[Start of section]

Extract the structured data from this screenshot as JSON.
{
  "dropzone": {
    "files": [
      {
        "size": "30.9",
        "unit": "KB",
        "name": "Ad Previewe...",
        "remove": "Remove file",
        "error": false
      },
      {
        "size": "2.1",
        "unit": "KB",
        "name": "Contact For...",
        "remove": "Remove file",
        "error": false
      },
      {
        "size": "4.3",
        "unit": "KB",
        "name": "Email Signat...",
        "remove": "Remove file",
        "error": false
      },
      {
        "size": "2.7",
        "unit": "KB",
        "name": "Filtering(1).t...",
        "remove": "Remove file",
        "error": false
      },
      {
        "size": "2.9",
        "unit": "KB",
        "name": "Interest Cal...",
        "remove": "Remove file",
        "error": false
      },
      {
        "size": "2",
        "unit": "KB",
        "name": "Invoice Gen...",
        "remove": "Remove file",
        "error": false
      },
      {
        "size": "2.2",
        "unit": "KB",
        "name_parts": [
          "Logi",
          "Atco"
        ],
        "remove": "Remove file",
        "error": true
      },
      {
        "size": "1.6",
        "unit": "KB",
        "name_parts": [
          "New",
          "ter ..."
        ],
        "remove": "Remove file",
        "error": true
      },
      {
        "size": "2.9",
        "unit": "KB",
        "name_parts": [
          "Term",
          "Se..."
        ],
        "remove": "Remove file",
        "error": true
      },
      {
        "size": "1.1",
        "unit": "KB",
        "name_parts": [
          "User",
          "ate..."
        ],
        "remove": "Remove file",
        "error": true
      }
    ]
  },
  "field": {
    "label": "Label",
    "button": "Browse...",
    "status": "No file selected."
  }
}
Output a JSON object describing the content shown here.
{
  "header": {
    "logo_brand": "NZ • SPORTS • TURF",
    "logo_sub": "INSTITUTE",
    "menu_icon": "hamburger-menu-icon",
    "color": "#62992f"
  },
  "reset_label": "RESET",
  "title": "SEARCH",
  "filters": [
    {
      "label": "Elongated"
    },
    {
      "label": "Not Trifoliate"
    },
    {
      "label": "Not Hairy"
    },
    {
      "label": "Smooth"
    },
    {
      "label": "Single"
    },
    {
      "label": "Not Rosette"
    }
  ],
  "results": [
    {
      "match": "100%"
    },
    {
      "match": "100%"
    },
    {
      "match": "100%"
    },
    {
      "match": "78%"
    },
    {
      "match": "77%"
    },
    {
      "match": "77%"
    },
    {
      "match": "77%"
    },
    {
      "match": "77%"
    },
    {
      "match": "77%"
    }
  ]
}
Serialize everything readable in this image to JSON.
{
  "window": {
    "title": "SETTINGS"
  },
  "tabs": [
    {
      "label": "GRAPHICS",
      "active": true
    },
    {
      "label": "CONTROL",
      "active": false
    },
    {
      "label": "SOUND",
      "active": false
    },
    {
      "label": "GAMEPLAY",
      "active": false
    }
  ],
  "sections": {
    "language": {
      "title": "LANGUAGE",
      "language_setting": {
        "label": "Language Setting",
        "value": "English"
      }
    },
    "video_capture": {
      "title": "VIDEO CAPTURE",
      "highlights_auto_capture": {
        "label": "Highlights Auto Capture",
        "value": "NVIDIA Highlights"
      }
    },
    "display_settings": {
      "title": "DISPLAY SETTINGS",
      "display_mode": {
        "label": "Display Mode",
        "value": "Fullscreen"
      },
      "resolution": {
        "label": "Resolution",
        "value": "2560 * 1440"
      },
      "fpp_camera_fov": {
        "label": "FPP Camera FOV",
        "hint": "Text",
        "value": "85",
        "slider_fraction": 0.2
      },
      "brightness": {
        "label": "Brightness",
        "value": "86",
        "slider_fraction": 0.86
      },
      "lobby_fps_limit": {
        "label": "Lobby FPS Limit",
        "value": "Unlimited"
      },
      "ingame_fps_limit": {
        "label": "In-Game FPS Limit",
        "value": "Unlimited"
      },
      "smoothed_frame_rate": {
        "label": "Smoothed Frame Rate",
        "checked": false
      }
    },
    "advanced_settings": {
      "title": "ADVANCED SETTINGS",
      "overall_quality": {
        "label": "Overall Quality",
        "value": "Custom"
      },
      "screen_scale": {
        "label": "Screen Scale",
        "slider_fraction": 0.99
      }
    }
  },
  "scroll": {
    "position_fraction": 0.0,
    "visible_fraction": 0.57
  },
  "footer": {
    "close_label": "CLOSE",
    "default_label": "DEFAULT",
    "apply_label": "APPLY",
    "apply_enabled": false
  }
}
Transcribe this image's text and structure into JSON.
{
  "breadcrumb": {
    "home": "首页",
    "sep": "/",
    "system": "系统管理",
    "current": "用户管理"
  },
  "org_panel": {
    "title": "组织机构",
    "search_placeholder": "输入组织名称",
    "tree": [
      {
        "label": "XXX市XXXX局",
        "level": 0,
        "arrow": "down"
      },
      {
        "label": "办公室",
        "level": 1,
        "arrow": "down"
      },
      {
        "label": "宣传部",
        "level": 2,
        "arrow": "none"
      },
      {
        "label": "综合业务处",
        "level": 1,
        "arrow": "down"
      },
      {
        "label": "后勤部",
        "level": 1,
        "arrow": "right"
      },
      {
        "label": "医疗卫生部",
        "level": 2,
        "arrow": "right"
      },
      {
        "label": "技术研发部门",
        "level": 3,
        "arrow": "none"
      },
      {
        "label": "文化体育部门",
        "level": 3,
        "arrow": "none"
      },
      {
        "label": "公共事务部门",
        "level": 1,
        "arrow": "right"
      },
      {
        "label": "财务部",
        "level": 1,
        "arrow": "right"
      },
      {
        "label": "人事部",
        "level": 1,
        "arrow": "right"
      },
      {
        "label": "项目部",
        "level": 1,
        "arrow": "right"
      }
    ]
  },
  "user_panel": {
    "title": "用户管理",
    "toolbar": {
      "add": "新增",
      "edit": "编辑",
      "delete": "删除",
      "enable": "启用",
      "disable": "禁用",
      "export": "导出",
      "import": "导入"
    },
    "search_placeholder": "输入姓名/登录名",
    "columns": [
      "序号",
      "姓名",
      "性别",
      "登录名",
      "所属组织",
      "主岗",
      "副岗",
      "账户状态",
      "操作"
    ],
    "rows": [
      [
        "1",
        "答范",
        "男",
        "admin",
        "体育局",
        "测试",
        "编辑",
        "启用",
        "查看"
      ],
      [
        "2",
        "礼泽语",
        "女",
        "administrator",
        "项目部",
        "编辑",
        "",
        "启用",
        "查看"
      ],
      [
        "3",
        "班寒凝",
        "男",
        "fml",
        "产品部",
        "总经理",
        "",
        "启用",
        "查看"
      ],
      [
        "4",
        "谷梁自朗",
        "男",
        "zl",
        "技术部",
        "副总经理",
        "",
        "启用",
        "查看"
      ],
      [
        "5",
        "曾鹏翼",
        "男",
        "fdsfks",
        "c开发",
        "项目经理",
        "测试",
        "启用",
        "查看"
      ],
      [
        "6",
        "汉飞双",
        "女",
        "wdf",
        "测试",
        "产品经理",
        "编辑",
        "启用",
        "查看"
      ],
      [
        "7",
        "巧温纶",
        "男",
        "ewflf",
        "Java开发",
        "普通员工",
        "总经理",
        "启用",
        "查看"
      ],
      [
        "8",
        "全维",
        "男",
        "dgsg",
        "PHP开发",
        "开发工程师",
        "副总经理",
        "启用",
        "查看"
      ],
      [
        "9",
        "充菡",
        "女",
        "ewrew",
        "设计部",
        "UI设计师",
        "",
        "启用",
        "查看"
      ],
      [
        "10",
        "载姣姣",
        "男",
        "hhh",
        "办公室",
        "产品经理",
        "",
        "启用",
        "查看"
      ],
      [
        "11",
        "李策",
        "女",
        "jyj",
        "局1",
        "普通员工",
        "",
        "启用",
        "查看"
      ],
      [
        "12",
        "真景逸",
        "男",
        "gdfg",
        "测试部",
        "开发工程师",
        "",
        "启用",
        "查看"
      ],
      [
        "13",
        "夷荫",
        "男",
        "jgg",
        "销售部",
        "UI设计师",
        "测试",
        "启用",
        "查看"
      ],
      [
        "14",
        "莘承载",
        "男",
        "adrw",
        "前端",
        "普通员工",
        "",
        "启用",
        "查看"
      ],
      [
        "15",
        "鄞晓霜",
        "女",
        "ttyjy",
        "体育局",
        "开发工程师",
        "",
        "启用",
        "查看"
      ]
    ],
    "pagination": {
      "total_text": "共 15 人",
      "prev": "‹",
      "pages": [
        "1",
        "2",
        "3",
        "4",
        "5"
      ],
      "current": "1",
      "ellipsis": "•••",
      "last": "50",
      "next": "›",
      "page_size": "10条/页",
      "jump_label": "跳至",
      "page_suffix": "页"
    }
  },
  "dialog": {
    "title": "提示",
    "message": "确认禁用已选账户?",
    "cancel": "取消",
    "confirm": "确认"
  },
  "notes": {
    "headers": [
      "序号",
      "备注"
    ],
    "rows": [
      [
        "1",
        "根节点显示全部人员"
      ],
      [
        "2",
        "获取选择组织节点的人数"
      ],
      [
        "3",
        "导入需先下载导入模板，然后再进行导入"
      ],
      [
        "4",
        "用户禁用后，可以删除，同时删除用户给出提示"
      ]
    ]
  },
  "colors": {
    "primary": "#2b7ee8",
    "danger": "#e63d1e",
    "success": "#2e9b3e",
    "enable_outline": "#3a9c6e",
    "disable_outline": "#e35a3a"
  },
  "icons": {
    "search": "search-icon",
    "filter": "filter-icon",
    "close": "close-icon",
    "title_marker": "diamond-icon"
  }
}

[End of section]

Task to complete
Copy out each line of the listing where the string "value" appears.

Answer space
        "value": "English"
        "value": "NVIDIA Highlights"
        "value": "Fullscreen"
        "value": "2560 * 1440"
        "value": "85",
        "value": "86",
        "value": "Unlimited"
        "value": "Unlimited"
        "value": "Custom"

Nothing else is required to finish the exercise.